| Activity |
What is the number of lines in the records that contain "seguintes"? Give only that number.

(Data about app and page elements)

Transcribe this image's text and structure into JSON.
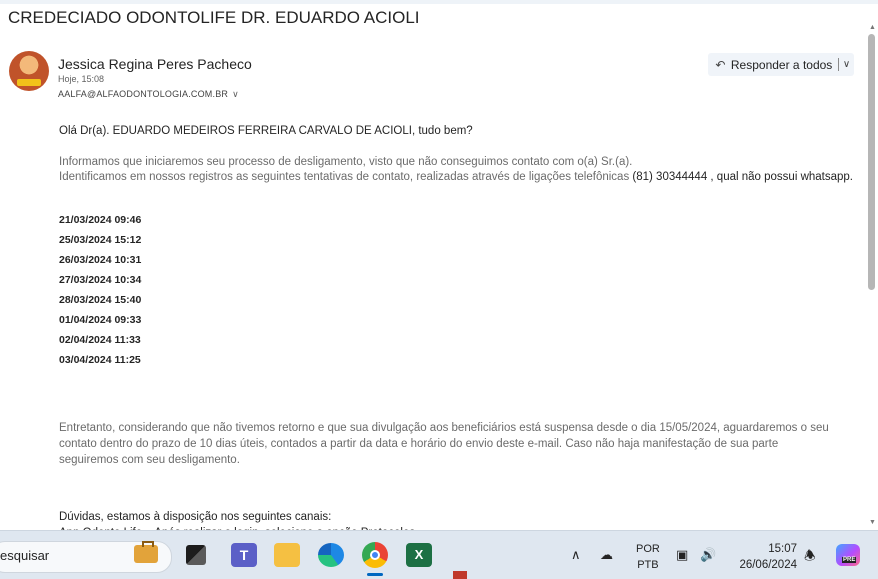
{
  "email": {
    "subject": "CREDECIADO ODONTOLIFE DR. EDUARDO ACIOLI",
    "sender_name": "Jessica Regina Peres Pacheco",
    "time": "Hoje, 15:08",
    "sender_email": "AALFA@ALFAODONTOLOGIA.COM.BR",
    "reply_all_label": "Responder a todos",
    "greeting": "Olá Dr(a). EDUARDO MEDEIROS FERREIRA CARVALO DE ACIOLI, tudo bem?",
    "para1": "Informamos que iniciaremos seu processo de desligamento, visto que não conseguimos contato com o(a) Sr.(a).",
    "para2_prefix": "Identificamos em nossos registros as seguintes tentativas de contato, realizadas através de ligações telefônicas",
    "para2_phone": "(81) 30344444",
    "para2_suffix": ", qual não possui whatsapp.",
    "contact_dates": [
      "21/03/2024 09:46",
      "25/03/2024 15:12",
      "26/03/2024 10:31",
      "27/03/2024 10:34",
      "28/03/2024 15:40",
      "01/04/2024 09:33",
      "02/04/2024 11:33",
      "03/04/2024 11:25"
    ],
    "para3": "Entretanto, considerando que não tivemos retorno e que sua divulgação aos beneficiários está suspensa desde o dia 15/05/2024, aguardaremos o seu contato dentro do prazo de 10 dias úteis, contados a partir da data e horário do envio deste e-mail. Caso não haja manifestação de sua parte seguiremos com seu desligamento.",
    "doubts": "Dúvidas, estamos à disposição nos seguintes canais:",
    "cut_line": "App Odonto Life – Após realizar o login, selecione a opção Protocolos"
  },
  "taskbar": {
    "search_text": "esquisar",
    "lang_top": "POR",
    "lang_bottom": "PTB",
    "clock_time": "15:07",
    "clock_date": "26/06/2024",
    "copilot_badge": "PRE",
    "excel_letter": "X",
    "teams_letter": "T"
  }
}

| Reply |
2